“Accident on Hill Road” raises moral questions

Imagine this — You're driving, after a late night party, under the influence of mild liquor. As you negotiate a bend, you find a person right in the middle of the road. You hit him, and he pitchforks right through the windshield. What do you do now — report the matter or leave him to take care of himself? That forms the crux of Hindi film “Accident on Hill Road”, directed by Mahesh Nair.

The film is based on a real-life incident, where a woman hit a man, drove home, and parked the car in the garage with the man. Celina Jaitley plays Sonam Chopra, a nursing assistant, in this thriller.

Prakash Shrivastava, the victim, is played by Farooque Shaikh, while Abhimanyu Singh plays Sonam's boyfriend Sid. The couple leave Prakash clinging to life in her garage. But soon, there's a fight for life.

“It's adapted from ‘Stuck', a 2007 Hollywood film. We've adapted some portions of the film to suit Indian audiences,” says producer Nari Hira of Magna Films.

Says Mahesh Nair: “The toughest task was to convince Farooque Shaikh. But, once he heard the script, Farooque agreed. He even went to trauma care centres to talk to doctors and patients."

Not a glamorous role

“We short-listed Celina for the female lead, knowing very well it was not a glamorous role.
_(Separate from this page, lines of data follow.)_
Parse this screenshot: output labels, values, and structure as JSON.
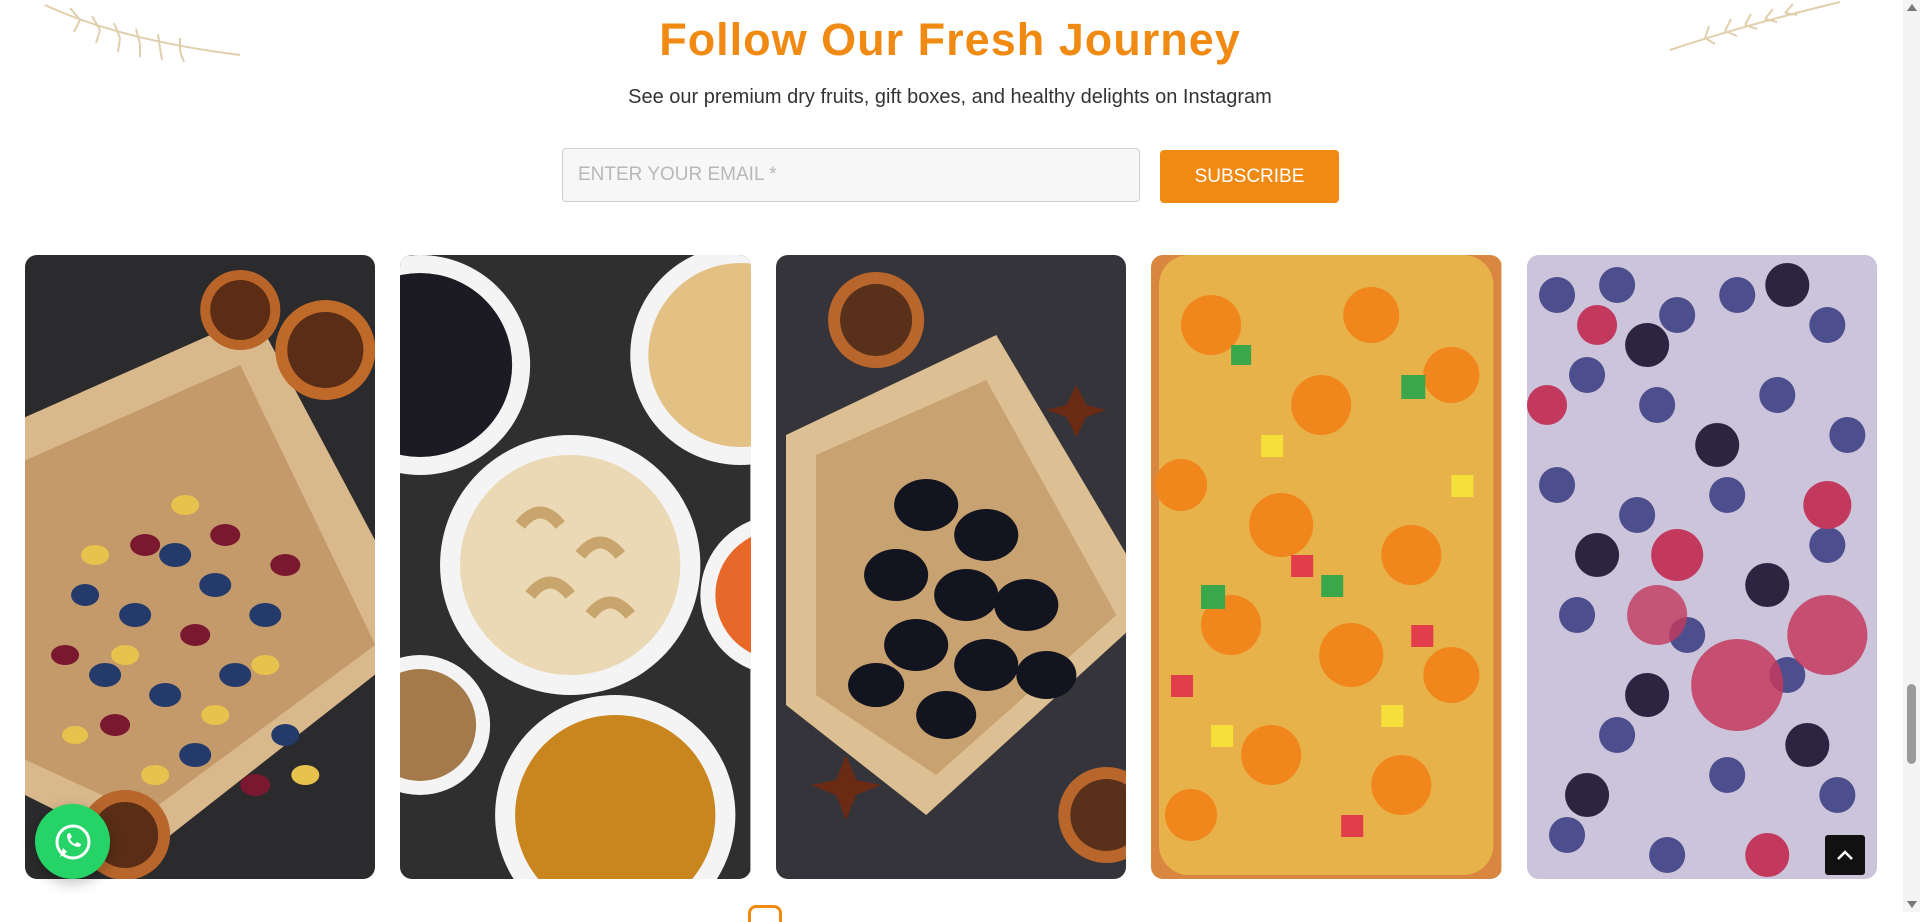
{
  "newsletter": {
    "title": "Follow Our Fresh Journey",
    "subtitle": "See our premium dry fruits, gift boxes, and healthy delights on Instagram",
    "email_placeholder": "ENTER YOUR EMAIL *",
    "email_value": "",
    "subscribe_label": "SUBSCRIBE"
  },
  "gallery": {
    "items": [
      {
        "icon": "raisins-cranberries-photo"
      },
      {
        "icon": "nuts-bowls-photo"
      },
      {
        "icon": "prunes-photo"
      },
      {
        "icon": "apricots-mixed-fruit-photo"
      },
      {
        "icon": "berries-photo"
      }
    ]
  },
  "floating": {
    "whatsapp_icon": "whatsapp-icon",
    "back_to_top_icon": "chevron-up-icon"
  },
  "colors": {
    "accent": "#f08a12",
    "whatsapp": "#25d366"
  }
}
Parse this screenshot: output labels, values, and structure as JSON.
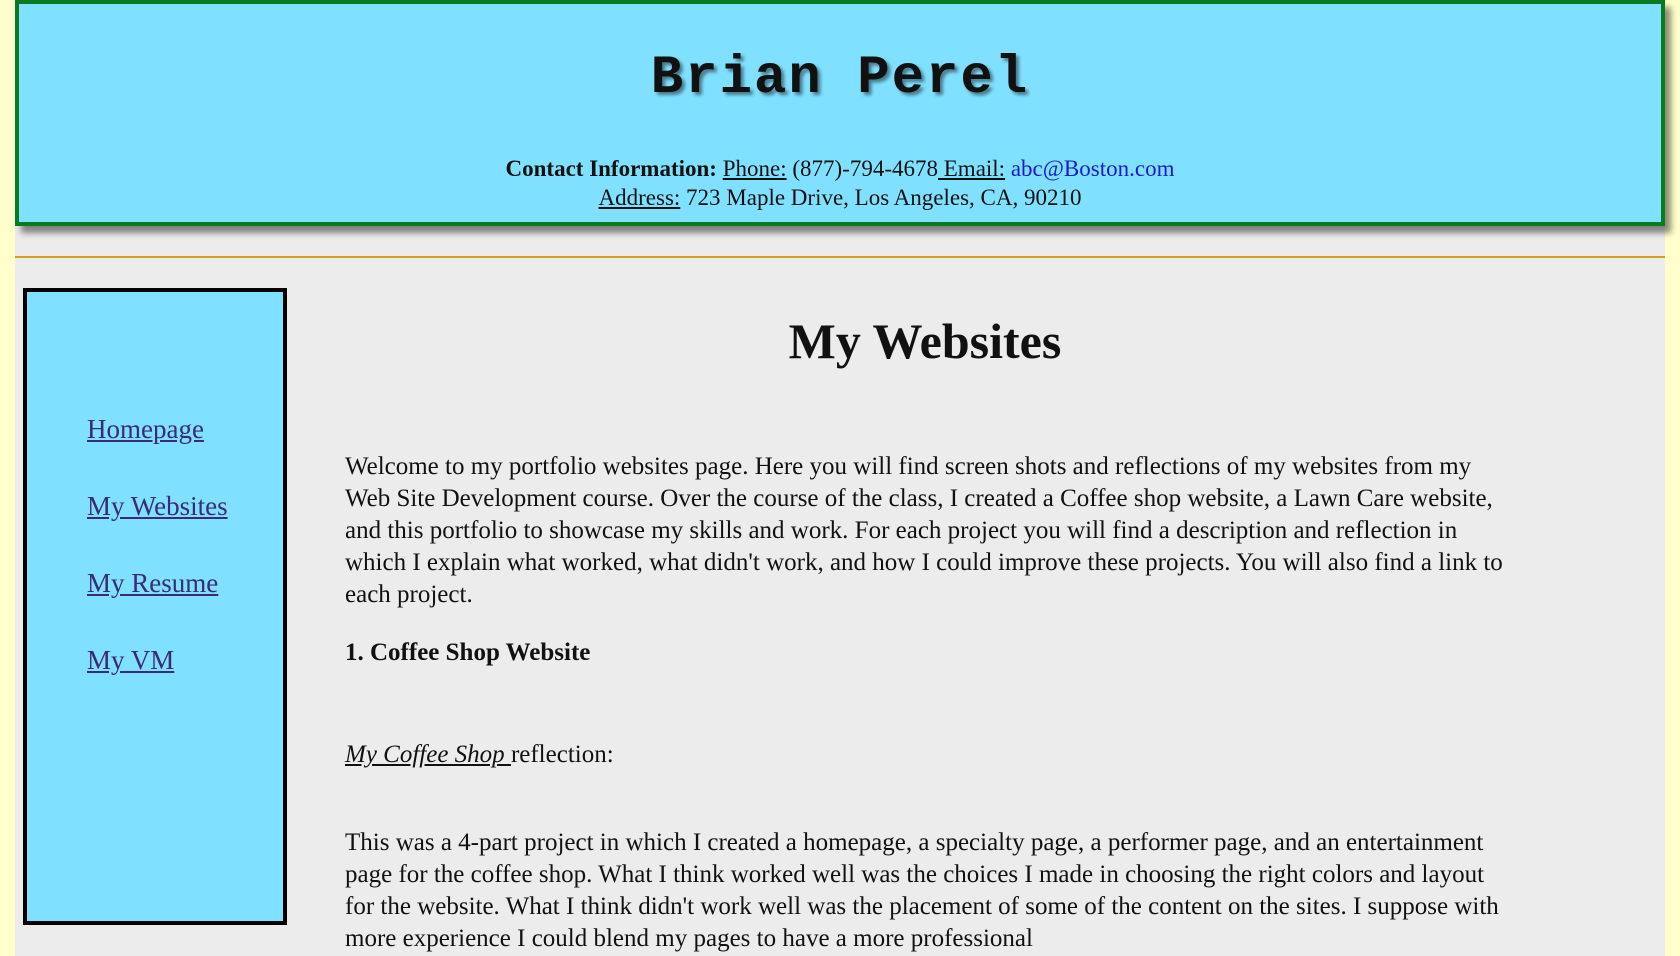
{
  "header": {
    "name": "Brian Perel",
    "contact_label": "Contact Information:",
    "phone_label": "Phone:",
    "phone_value": " (877)-794-4678",
    "email_label": " Email:",
    "email_value": "abc@Boston.com",
    "address_label": " Address:",
    "address_value": " 723 Maple Drive, Los Angeles, CA, 90210"
  },
  "sidebar": {
    "items": [
      {
        "label": "Homepage"
      },
      {
        "label": "My Websites"
      },
      {
        "label": "My Resume"
      },
      {
        "label": "My VM"
      }
    ]
  },
  "main": {
    "title": "My Websites",
    "intro": "Welcome to my portfolio websites page. Here you will find screen shots and reflections of my websites from my Web Site Development course. Over the course of the class, I created a Coffee shop website, a Lawn Care website, and this portfolio to showcase my skills and work. For each project you will find a description and reflection in which I explain what worked, what didn't work, and how I could improve these projects. You will also find a link to each project.",
    "project_title": "1. Coffee Shop Website",
    "reflection_link": "My Coffee Shop ",
    "reflection_suffix": "reflection:",
    "project_text": "This was a 4-part project in which I created a homepage, a specialty page, a performer page, and an entertainment page for the coffee shop. What I think worked well was the choices I made in choosing the right colors and layout for the website. What I think didn't work well was the placement of some of the content on the sites. I suppose with more experience I could blend my pages to have a more professional"
  }
}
She understood the character's strength and that the role would help her prove her acting abilities,” says Hira.

Incidentally, “Accident on Hill Road” is said to be the first mainstream Hindi film to be shot entirely on High Definition Viper camera.

The music is composed by Raju Singh (who has done most of the background scores for Mahesh Bhatt's productions as well as Anurag Basu's films).

“There is only one song in the film — ‘Nasha Nasha', sung by Sonu Nigam, with lyrics by Sandeep Nath. The song is integral to the storyline — it is played in a lounge club where Celina and Abhimanyu are drinking and dancing. It is the drinking that causes the accident,” says Mahesh.

The screenplay is adapted by Mahesh Nair and Siddarth Parmar; the dialogues are by young duo Varun Grover and Rahul Patel.

“The film raises moral questions such as ‘How will we react if we commit a crime, and no one is watching us?' ‘Why are we so reluctant to help an accident victim?' ‘Where does morality feature in the priority list of the I-Me-Myself generation?'” says Mahesh.